From time to time, you will come across a function in XPath that returns an XML document. If you are using XSLT 1.0 or 2.0, XPath 2.0, XQuery, or XForms, you will get to use a mix of instance(), doc(), and document(). Let's start with instance() which you'll find in XForms.
XForms is a technology used to create forms. The data you enter in the form is stored in one or more XML documents, which in the XForms jargon are called XForms instances. Each document in XForms has an id which can be used to retrieve the document. Here an example of a declaration of an XForms instance:
<xforms:instance id="address"> <address> <street>1 Infinite Loop</street> <city>Cupertino</city> <state>California</state> </address> </xforms:instance>
Assuming that the document in the instance with id address is also accessible at the URI http://www.example.org/address.xml, consider the following XPath expressions:
All 3 expressions return the same "address" document. You can use first expression with instance() in XForms, the second with doc() wherever you have XPath 2.0 or XQuery expressions, and the third with document() within an XPath expression in XSLT 1.0 or 2.0 stylesheets.
While all 3 return the same "address" document, they don't return the same node of the document: instance() returns the root element, while doc() and document() return the document node. This means that to point to the street element, you will need to write:

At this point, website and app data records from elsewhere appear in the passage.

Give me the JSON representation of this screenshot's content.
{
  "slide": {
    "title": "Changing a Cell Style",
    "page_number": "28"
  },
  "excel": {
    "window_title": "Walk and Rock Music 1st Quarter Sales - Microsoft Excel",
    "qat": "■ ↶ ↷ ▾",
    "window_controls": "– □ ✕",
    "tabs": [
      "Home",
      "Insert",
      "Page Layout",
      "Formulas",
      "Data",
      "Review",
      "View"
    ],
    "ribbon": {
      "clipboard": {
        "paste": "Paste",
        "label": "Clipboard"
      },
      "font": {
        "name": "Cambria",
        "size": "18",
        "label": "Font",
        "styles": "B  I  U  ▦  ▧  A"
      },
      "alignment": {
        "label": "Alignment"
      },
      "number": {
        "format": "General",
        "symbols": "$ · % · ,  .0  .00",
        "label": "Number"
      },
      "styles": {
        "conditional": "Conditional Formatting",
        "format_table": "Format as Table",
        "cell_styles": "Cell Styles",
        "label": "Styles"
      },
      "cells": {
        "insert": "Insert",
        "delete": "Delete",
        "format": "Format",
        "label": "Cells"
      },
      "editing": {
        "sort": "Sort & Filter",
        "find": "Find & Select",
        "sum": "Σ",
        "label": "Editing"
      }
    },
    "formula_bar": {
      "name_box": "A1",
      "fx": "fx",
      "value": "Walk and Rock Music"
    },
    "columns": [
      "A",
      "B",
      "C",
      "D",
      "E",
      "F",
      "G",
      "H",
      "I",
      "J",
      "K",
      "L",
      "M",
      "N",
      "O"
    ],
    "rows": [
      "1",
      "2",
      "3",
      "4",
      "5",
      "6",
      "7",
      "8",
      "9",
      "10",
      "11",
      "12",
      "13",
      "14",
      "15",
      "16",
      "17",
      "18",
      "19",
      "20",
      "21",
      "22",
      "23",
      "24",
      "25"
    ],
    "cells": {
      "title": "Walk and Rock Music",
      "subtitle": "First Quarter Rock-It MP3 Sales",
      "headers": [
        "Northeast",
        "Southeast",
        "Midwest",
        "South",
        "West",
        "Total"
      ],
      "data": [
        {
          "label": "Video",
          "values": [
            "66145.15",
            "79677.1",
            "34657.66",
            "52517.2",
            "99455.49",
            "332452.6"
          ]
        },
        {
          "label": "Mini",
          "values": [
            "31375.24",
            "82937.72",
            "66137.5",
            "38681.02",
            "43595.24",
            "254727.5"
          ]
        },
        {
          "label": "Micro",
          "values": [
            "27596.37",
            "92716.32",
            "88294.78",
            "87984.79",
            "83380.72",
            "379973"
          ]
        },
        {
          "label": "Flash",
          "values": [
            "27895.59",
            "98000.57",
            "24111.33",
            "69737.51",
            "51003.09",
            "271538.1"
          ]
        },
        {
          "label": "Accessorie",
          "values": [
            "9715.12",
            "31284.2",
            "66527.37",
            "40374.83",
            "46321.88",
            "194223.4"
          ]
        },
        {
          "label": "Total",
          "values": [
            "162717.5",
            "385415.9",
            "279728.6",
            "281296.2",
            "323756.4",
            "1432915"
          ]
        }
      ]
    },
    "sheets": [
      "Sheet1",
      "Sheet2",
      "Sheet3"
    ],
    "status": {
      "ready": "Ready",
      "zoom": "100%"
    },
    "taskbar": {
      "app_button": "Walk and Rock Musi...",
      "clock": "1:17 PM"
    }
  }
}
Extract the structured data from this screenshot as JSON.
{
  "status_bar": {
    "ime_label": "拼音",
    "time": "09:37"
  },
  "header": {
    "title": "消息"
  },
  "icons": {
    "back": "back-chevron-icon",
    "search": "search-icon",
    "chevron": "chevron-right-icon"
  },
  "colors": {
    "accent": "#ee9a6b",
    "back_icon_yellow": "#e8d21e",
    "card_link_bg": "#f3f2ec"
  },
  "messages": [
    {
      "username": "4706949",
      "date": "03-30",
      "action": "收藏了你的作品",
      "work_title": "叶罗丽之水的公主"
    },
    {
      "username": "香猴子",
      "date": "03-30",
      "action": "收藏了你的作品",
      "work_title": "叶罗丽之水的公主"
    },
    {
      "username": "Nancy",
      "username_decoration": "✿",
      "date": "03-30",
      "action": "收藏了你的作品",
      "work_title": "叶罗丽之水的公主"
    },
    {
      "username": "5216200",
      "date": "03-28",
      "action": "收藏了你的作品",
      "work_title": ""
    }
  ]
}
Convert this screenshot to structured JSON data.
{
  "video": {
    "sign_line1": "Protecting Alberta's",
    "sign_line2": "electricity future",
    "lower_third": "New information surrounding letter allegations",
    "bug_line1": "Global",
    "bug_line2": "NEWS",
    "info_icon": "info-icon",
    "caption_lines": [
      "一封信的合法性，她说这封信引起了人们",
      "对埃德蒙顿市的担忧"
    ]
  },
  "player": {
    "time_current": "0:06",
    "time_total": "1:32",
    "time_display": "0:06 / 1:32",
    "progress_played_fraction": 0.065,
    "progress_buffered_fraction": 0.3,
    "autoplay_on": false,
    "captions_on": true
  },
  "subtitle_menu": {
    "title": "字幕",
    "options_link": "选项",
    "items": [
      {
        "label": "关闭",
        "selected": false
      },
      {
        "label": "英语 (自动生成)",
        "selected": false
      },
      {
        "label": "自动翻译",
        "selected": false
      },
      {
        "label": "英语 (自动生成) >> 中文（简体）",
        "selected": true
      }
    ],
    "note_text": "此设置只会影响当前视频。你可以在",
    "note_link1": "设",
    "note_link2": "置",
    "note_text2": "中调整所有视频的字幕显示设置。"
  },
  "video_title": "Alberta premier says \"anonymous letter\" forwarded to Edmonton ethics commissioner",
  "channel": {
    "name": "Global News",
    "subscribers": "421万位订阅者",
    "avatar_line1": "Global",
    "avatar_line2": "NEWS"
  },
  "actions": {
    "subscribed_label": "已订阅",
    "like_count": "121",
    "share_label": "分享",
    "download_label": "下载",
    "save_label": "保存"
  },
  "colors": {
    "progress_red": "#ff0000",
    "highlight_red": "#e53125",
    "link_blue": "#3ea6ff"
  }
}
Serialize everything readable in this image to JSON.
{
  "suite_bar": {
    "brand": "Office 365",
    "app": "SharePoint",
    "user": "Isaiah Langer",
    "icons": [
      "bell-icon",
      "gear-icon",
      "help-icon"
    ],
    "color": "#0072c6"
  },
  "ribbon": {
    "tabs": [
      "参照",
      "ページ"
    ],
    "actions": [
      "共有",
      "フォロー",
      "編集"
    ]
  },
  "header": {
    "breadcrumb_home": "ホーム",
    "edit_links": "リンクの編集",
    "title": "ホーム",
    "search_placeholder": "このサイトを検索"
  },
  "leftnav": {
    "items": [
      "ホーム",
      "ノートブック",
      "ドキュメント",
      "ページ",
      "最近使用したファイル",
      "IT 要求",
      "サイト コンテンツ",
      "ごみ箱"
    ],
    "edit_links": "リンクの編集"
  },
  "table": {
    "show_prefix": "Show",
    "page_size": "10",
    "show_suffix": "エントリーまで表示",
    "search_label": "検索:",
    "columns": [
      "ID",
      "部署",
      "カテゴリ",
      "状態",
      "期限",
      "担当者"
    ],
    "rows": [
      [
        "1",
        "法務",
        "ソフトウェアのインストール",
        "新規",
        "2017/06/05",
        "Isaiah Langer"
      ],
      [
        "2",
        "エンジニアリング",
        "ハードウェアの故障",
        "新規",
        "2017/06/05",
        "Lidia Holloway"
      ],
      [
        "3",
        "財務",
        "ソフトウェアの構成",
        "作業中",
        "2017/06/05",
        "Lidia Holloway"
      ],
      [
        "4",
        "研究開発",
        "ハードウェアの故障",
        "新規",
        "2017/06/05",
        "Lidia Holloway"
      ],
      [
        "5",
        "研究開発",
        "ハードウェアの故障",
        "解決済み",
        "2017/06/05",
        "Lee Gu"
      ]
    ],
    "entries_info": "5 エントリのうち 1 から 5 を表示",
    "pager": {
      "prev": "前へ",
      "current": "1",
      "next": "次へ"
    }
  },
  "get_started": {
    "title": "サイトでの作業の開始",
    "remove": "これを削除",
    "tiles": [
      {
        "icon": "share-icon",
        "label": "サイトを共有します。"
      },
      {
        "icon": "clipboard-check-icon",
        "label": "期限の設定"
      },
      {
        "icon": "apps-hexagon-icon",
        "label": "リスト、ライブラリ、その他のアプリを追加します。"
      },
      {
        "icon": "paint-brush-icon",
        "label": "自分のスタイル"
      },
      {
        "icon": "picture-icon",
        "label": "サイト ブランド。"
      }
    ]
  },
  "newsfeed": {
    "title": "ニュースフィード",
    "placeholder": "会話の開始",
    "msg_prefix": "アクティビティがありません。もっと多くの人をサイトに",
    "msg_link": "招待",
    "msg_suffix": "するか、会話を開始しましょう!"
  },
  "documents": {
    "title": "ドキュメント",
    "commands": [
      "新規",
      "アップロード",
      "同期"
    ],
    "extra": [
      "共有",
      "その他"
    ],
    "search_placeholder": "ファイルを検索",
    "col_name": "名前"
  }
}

Note how the name of the root element ("address") is used with doc() and document() but not with instance(). Granted: the difference between doc()/document() on one side and instance() on the other side is trivial. But it is surprisingly easy to make a mistake when using all these functions in the same day. So keep it mind: the same document can have many faces depending on which function you use.